=== Section Start ===
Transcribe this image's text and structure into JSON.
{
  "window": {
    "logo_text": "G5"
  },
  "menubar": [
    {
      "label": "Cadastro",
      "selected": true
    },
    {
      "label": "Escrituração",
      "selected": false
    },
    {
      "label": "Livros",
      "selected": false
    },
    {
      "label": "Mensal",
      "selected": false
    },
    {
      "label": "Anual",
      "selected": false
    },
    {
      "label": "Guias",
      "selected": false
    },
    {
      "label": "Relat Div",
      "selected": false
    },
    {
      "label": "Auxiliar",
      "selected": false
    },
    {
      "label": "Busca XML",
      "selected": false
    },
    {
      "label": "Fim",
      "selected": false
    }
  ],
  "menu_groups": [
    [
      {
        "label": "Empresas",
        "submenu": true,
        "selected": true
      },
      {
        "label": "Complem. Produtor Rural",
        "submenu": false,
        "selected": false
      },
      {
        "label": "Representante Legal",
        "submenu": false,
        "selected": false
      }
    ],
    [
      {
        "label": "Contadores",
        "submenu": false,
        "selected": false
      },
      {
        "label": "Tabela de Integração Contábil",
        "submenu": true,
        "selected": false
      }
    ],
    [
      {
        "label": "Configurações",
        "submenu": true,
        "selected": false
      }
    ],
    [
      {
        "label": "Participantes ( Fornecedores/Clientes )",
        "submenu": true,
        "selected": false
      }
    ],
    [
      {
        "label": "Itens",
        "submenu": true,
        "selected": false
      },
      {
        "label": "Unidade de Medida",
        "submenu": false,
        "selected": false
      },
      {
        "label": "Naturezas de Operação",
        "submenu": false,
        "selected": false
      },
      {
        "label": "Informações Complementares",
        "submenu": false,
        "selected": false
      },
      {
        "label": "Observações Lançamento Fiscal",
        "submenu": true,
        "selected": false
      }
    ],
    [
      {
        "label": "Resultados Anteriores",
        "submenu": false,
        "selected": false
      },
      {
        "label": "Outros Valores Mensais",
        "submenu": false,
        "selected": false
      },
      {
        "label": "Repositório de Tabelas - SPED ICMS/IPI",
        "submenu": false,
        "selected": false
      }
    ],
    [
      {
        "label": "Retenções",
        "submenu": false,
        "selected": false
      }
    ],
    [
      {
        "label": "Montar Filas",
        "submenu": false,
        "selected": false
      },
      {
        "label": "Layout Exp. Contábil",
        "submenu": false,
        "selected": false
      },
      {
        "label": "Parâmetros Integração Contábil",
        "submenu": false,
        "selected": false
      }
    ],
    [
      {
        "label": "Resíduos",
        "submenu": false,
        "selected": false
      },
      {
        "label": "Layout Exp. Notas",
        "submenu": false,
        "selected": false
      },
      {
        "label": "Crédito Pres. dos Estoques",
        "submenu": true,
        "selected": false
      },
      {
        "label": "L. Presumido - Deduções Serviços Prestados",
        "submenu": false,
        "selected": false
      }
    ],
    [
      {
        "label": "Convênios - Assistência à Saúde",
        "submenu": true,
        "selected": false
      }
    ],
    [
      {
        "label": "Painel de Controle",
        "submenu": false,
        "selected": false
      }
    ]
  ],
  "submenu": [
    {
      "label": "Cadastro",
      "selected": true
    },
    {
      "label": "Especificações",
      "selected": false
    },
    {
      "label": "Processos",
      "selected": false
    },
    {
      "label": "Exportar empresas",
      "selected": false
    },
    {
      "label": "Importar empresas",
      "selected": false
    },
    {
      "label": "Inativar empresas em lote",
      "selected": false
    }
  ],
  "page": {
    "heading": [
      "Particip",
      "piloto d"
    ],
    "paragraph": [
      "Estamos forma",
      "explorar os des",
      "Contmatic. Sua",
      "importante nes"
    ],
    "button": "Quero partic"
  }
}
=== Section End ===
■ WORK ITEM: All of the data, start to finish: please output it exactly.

■ ANSWER TO THIS EXERCISE:
Transcribe this image's text and structure into JSON.
{
  "window": {
    "logo_text": "G5"
  },
  "menubar": [
    {
      "label": "Cadastro",
      "selected": true
    },
    {
      "label": "Escrituração",
      "selected": false
    },
    {
      "label": "Livros",
      "selected": false
    },
    {
      "label": "Mensal",
      "selected": false
    },
    {
      "label": "Anual",
      "selected": false
    },
    {
      "label": "Guias",
      "selected": false
    },
    {
      "label": "Relat Div",
      "selected": false
    },
    {
      "label": "Auxiliar",
      "selected": false
    },
    {
      "label": "Busca XML",
      "selected": false
    },
    {
      "label": "Fim",
      "selected": false
    }
  ],
  "menu_groups": [
    [
      {
        "label": "Empresas",
        "submenu": true,
        "selected": true
      },
      {
        "label": "Complem. Produtor Rural",
        "submenu": false,
        "selected": false
      },
      {
        "label": "Representante Legal",
        "submenu": false,
        "selected": false
      }
    ],
    [
      {
        "label": "Contadores",
        "submenu": false,
        "selected": false
      },
      {
        "label": "Tabela de Integração Contábil",
        "submenu": true,
        "selected": false
      }
    ],
    [
      {
        "label": "Configurações",
        "submenu": true,
        "selected": false
      }
    ],
    [
      {
        "label": "Participantes ( Fornecedores/Clientes )",
        "submenu": true,
        "selected": false
      }
    ],
    [
      {
        "label": "Itens",
        "submenu": true,
        "selected": false
      },
      {
        "label": "Unidade de Medida",
        "submenu": false,
        "selected": false
      },
      {
        "label": "Naturezas de Operação",
        "submenu": false,
        "selected": false
      },
      {
        "label": "Informações Complementares",
        "submenu": false,
        "selected": false
      },
      {
        "label": "Observações Lançamento Fiscal",
        "submenu": true,
        "selected": false
      }
    ],
    [
      {
        "label": "Resultados Anteriores",
        "submenu": false,
        "selected": false
      },
      {
        "label": "Outros Valores Mensais",
        "submenu": false,
        "selected": false
      },
      {
        "label": "Repositório de Tabelas - SPED ICMS/IPI",
        "submenu": false,
        "selected": false
      }
    ],
    [
      {
        "label": "Retenções",
        "submenu": false,
        "selected": false
      }
    ],
    [
      {
        "label": "Montar Filas",
        "submenu": false,
        "selected": false
      },
      {
        "label": "Layout Exp. Contábil",
        "submenu": false,
        "selected": false
      },
      {
        "label": "Parâmetros Integração Contábil",
        "submenu": false,
        "selected": false
      }
    ],
    [
      {
        "label": "Resíduos",
        "submenu": false,
        "selected": false
      },
      {
        "label": "Layout Exp. Notas",
        "submenu": false,
        "selected": false
      },
      {
        "label": "Crédito Pres. dos Estoques",
        "submenu": true,
        "selected": false
      },
      {
        "label": "L. Presumido - Deduções Serviços Prestados",
        "submenu": false,
        "selected": false
      }
    ],
    [
      {
        "label": "Convênios - Assistência à Saúde",
        "submenu": true,
        "selected": false
      }
    ],
    [
      {
        "label": "Painel de Controle",
        "submenu": false,
        "selected": false
      }
    ]
  ],
  "submenu": [
    {
      "label": "Cadastro",
      "selected": true
    },
    {
      "label": "Especificações",
      "selected": false
    },
    {
      "label": "Processos",
      "selected": false
    },
    {
      "label": "Exportar empresas",
      "selected": false
    },
    {
      "label": "Importar empresas",
      "selected": false
    },
    {
      "label": "Inativar empresas em lote",
      "selected": false
    }
  ],
  "page": {
    "heading": [
      "Particip",
      "piloto d"
    ],
    "paragraph": [
      "Estamos forma",
      "explorar os des",
      "Contmatic. Sua",
      "importante nes"
    ],
    "button": "Quero partic"
  }
}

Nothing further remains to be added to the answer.